Alain St.Ange, CEO of the Seychelles Tourism Board; and his Deputy, Elsia Grandcourt; Sebastien Pillay, the Director General in the President’s Office; Jenifer Sinon, the CEO; and members of the Hospitality and Tourism Association, police, government, and members of the public all attended the service in support of and in sympathy with the families of the two victims.
Seychelles’ last reported incident involving a shark took place almost half a century ago, and the twin attacks in the space of a month have taken the entire country by surprise. The authorities have asked for assistance from South African shark experts who are expected to arrive in the country tomorrow to assess a situation, which has no precedent and no obvious explanation.
Minister Joel Morgan started the ceremony by expressing the Seychelles government’s sympathy to the two grieving familities. He assured the visitors present at the ceremony and the people of Praslin Island of the determination of the government of Seychelles to make the beaches safe again.

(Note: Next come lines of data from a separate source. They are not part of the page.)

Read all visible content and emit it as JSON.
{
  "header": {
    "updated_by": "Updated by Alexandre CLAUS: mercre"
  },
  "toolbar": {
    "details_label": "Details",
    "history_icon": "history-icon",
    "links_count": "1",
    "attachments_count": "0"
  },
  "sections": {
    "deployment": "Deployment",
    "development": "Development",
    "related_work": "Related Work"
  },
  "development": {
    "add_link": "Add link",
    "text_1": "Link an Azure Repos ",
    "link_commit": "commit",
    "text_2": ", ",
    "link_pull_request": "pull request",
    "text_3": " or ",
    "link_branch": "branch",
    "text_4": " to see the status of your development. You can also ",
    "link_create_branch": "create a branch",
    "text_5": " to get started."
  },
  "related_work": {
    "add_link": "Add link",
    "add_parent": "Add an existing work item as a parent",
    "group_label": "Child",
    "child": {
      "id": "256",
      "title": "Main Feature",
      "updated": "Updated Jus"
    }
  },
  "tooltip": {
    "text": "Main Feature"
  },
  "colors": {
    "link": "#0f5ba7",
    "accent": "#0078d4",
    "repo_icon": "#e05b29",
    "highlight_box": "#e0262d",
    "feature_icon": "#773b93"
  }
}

Alain St.Ange, on his part, said that as everyone was gathered to pray for the two grieving families to have the strength and courage to cope in this difficult period. It was also important to pray for the people of the island of Praslin to help them surmount this difficult period where their lives have been placed under pressure with access to the ocean around their best beaches blocked and their businesses suffering as a result of that total ban on swimming at Anse Lazio and its surrounding beaches.
Roman Catholic Priest Fr. Adrien and Fr. John from the Anglican Church conducted an emotional alfresco joint service on the beach at Anse Lazio itself.
Meanwhile, the widow of Ian Redmond was interviewed, stated, “The last thing I would want is for any of these events to affect the Seychelles island people, their livelihoods, and the tourism in the area. It’s a beautiful area, people must come. It’s a one-off accident, and I know that everybody is doing everything they can to ensure that the islands are safe - the restaurants on the beaches and the places on the beaches and the hotels shouldn’t be affected by it.”